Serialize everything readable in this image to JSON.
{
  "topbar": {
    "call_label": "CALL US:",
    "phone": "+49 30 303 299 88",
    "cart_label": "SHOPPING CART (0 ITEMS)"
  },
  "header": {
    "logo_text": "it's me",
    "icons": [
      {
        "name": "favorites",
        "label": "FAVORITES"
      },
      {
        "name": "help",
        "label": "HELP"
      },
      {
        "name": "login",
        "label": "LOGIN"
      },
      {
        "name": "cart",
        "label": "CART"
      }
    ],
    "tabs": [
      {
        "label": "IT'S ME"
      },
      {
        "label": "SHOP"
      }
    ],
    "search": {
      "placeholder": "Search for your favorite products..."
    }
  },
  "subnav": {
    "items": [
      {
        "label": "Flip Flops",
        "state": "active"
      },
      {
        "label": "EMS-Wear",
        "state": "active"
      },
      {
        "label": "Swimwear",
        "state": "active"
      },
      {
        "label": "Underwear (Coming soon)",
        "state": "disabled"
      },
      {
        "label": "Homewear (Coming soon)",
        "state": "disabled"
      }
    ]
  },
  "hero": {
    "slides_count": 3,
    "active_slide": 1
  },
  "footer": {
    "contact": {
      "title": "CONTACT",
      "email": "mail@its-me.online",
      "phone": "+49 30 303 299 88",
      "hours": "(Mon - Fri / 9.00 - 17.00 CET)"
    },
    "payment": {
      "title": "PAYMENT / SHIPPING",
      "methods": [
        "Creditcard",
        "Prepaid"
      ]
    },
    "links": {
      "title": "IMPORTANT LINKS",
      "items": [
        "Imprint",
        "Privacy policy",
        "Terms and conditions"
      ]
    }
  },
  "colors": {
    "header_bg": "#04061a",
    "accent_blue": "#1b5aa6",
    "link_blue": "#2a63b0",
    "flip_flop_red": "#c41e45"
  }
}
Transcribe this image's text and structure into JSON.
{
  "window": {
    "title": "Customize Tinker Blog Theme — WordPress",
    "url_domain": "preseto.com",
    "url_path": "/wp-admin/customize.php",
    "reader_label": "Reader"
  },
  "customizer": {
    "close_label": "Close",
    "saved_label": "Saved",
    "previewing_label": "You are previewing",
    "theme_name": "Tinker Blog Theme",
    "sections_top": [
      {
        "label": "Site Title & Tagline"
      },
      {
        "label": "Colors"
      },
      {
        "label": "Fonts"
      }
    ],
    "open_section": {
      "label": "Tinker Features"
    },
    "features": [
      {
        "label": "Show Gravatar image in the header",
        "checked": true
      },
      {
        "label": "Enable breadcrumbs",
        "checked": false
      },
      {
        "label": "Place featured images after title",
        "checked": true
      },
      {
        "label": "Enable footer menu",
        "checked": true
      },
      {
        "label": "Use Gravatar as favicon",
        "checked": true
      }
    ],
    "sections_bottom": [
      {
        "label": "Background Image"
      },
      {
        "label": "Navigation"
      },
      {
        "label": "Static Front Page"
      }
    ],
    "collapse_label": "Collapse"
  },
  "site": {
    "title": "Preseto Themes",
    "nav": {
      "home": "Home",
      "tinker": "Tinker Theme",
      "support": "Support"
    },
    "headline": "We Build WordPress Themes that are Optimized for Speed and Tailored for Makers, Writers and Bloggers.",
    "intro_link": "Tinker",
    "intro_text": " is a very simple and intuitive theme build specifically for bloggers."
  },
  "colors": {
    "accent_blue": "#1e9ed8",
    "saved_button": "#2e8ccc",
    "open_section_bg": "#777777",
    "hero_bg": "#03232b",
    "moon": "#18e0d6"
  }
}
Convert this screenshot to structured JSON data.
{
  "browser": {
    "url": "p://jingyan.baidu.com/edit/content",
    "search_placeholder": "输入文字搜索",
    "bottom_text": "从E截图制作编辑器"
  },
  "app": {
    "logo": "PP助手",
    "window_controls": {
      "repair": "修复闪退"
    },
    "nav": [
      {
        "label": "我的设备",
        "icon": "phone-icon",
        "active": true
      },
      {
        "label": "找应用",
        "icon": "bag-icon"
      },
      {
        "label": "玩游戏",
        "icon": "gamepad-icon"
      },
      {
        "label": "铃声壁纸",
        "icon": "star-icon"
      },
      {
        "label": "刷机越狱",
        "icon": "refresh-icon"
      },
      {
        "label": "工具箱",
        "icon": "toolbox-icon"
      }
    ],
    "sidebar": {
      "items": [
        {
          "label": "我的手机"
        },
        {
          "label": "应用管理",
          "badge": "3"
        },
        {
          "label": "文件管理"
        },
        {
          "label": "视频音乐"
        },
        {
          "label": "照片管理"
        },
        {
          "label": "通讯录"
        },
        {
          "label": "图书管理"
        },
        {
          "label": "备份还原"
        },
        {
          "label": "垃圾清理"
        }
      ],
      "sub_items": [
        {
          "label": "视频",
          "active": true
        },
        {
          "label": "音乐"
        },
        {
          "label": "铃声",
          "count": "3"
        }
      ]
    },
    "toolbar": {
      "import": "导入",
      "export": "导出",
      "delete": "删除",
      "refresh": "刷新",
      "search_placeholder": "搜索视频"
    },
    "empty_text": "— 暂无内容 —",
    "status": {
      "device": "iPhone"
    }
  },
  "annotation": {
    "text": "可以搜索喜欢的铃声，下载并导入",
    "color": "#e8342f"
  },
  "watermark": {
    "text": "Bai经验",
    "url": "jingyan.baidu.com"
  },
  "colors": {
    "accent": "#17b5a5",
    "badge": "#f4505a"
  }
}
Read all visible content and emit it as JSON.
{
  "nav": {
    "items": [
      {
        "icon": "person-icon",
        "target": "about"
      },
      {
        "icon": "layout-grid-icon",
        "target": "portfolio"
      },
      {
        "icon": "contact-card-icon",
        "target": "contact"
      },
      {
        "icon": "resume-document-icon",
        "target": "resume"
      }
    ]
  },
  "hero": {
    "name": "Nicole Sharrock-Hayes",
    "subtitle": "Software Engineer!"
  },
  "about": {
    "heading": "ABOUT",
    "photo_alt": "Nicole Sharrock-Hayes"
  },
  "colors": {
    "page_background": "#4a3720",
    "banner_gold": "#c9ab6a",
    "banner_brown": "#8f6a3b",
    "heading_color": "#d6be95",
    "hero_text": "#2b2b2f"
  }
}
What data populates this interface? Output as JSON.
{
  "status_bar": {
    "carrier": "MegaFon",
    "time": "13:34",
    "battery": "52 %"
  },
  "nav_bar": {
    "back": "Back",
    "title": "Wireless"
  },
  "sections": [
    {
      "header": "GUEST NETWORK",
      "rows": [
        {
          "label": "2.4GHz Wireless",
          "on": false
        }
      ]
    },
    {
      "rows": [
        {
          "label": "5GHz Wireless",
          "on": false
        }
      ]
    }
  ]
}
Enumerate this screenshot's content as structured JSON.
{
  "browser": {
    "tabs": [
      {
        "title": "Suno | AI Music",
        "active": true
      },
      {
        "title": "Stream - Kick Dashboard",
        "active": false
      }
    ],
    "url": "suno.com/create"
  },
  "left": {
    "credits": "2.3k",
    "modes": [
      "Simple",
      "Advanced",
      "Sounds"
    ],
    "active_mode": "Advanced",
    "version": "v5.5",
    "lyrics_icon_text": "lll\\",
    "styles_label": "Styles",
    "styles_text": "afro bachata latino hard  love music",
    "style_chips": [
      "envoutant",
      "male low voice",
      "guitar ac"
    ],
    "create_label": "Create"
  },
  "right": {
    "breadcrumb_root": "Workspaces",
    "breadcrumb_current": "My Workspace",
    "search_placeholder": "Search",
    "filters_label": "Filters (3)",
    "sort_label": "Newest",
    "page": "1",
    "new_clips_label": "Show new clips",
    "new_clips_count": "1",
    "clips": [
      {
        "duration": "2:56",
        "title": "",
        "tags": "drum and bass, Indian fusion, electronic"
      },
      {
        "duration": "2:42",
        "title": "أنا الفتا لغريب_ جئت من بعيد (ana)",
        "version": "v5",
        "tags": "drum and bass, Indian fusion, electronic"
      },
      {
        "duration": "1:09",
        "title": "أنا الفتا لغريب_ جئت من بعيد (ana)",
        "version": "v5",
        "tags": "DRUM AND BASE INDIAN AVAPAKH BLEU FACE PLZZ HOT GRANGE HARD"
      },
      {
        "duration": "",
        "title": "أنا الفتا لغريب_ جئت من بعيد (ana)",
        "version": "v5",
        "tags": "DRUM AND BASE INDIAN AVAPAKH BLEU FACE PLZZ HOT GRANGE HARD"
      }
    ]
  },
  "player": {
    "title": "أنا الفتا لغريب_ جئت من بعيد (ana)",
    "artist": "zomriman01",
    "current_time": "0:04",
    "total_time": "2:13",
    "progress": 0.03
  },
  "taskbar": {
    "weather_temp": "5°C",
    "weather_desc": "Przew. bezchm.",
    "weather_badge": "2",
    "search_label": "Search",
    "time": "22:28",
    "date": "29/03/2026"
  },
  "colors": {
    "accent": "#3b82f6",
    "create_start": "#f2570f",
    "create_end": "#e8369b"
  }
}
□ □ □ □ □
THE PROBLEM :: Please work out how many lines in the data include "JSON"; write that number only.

SOLVED PROBLEM :: 6